I’ve just seen your panel for tonight’s debate on the Children’s Rights Referendum. There are plenty of us who oppose this referendum other than for religious reasons. To exclude our voices from your programme will mean that your debate is unbalanced before it even begins. With respect to John Waters and Kathy Sinnott, some of whose concerns I share, they are unlikely to represent the views of people whose definition of family would include same-sex parents/guardians and unmarried parents/guardians many of whom also oppose this amendment.I have been the national coordinator for a campaign (on behalf of the member organisations of Inclusion Ireland) aimed precisely at securing just a few basic, legislated rights for children and other people with disabilities and I can tell you categorically that neither Fine Gael nor Labour would commit to unequivocally support that objective. So much for their conviction to rights for children. This amendment will do nothing to help secure those basic rights.While I accept that many of the proponents of this amendment are genuine in their concern for children, I believe their professional perspective is skewed so much towards extreme cases that they have lost all objectivity about the enormous danger they are threatening to inflict on the real rights of all our children in so many ways they appear not even to have contemplated – and on the rights of those who are proven to be children’s best primary protectors and carers in the vast majority of instances.This referendum is not about the rights of children – as its proponents disingenuously claim, it is about who should have the right to represent them. It’s not just madness to transfer that right to the state to the extent that this amendment would, it is also to put at risk the interests of many more children than already are. State services are also being deliberately underfunded and the proposed amendment would also substantially weaken the grounds on which parents could make a legal challenge to the state on behalf of children.Questions this parent hopes will be asked tonight include:

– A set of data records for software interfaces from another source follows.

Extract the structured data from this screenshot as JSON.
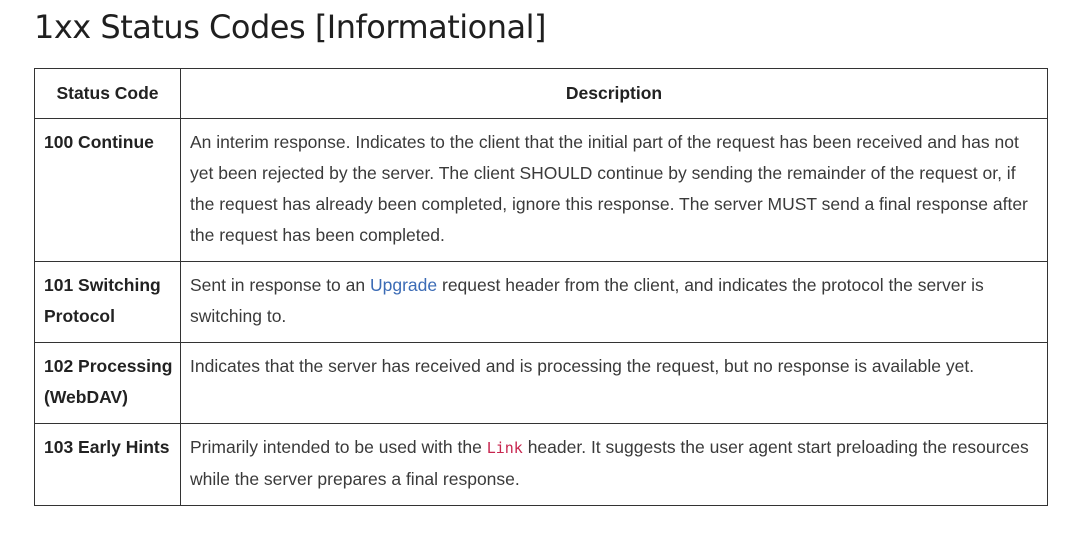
{
  "heading": "1xx Status Codes [Informational]",
  "table": {
    "headers": {
      "code": "Status Code",
      "description": "Description"
    },
    "rows": [
      {
        "code": "100 Continue",
        "description": "An interim response. Indicates to the client that the initial part of the request has been received and has not yet been rejected by the server. The client SHOULD continue by sending the remainder of the request or, if the request has already been completed, ignore this response. The server MUST send a final response after the request has been completed."
      },
      {
        "code": "101 Switching Protocol",
        "desc_before": "Sent in response to an ",
        "desc_link": "Upgrade",
        "desc_after": " request header from the client, and indicates the protocol the server is switching to."
      },
      {
        "code": "102 Processing (WebDAV)",
        "description": "Indicates that the server has received and is processing the request, but no response is available yet."
      },
      {
        "code": "103 Early Hints",
        "desc_before": "Primarily intended to be used with the ",
        "desc_code": "Link",
        "desc_after": " header. It suggests the user agent start preloading the resources while the server prepares a final response."
      }
    ]
  },
  "colors": {
    "link": "#3b6bb5",
    "inline_code": "#c7254e",
    "border": "#333333"
  }
}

What legally enforceable rights, exactly, would this referendum confer on children themselves?
Who will have the authority to pursue the enforcement of those rights, if any – parents/guardians – or only the state and its agents?
How does the proposed amendment make the state more accountable than under the terms of existing legislation/constitutional arrangements for any future failure to protect children?
How will it make decisions and actions of the state with regard to vulnerable children transparent?
How can a government that is deliberately impoverishing so many children, and so many of them children with a disability like my son, make any serious claim to a concern about children’s rights?
And finally, how does the government propose to make the state (aside from the Catholic Church which it has also seriously failed to challenge legally) accountable for its past failures?
Miriam Cotton Clonakilty 31 October 2012